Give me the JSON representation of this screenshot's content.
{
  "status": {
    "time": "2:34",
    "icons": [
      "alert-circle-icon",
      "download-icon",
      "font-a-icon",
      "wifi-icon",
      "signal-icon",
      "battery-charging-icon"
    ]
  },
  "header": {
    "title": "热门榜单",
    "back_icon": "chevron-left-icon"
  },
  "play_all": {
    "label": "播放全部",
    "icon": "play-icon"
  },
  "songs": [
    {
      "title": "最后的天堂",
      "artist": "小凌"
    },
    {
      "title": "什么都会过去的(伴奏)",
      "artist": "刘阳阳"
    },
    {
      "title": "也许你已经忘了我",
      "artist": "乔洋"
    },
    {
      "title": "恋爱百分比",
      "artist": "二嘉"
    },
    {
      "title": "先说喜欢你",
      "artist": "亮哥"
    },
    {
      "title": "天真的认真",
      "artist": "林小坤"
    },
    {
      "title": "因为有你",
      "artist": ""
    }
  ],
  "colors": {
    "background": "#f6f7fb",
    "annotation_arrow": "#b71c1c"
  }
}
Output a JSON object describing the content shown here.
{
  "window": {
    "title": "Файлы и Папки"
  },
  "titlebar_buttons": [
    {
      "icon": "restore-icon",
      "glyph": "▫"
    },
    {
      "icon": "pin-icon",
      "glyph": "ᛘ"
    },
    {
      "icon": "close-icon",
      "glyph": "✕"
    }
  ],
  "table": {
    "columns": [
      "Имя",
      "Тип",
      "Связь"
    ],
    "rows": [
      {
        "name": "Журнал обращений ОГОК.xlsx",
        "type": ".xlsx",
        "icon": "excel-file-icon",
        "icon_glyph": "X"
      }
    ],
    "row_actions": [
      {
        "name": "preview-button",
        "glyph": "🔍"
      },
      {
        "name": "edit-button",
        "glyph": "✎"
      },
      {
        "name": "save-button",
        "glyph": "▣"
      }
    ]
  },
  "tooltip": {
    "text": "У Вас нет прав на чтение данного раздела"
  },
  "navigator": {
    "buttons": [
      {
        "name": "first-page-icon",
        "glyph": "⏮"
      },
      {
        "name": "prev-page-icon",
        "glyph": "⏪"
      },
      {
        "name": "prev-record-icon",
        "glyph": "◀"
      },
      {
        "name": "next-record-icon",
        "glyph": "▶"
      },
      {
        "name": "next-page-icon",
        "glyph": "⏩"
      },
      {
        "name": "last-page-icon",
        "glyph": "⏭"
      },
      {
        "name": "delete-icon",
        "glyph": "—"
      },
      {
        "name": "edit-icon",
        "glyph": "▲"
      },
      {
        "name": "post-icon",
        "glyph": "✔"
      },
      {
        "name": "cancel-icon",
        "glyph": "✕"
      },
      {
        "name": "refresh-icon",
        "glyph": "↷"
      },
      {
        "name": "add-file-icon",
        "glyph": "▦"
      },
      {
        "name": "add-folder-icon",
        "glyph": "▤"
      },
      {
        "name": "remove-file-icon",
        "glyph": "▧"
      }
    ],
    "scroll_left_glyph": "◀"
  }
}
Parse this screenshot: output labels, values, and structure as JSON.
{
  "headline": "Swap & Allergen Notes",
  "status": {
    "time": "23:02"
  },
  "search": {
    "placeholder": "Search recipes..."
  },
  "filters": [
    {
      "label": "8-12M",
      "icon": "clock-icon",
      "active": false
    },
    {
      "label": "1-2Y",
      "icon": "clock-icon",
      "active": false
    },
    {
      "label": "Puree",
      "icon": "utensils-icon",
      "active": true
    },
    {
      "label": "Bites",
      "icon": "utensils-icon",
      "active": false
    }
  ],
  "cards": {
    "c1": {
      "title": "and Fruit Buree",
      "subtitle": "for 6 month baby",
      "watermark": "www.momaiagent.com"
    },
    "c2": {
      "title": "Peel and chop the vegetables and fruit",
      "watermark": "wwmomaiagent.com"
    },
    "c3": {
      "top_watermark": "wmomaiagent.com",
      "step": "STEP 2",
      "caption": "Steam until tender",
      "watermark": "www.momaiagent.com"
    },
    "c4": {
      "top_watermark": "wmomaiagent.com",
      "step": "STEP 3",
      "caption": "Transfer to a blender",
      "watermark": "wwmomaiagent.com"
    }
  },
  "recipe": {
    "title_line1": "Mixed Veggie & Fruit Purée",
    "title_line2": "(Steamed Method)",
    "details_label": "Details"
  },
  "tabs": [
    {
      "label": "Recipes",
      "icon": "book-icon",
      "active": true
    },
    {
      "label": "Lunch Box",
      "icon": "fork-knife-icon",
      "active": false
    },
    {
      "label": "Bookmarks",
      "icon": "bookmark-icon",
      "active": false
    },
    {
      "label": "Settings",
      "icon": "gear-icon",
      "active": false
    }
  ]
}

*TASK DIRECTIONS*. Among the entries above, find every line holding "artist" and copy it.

*EXERCISE OUTPUT*.
      "artist": "小凌"
      "artist": "刘阳阳"
      "artist": "乔洋"
      "artist": "二嘉"
      "artist": "亮哥"
      "artist": "林小坤"
      "artist": ""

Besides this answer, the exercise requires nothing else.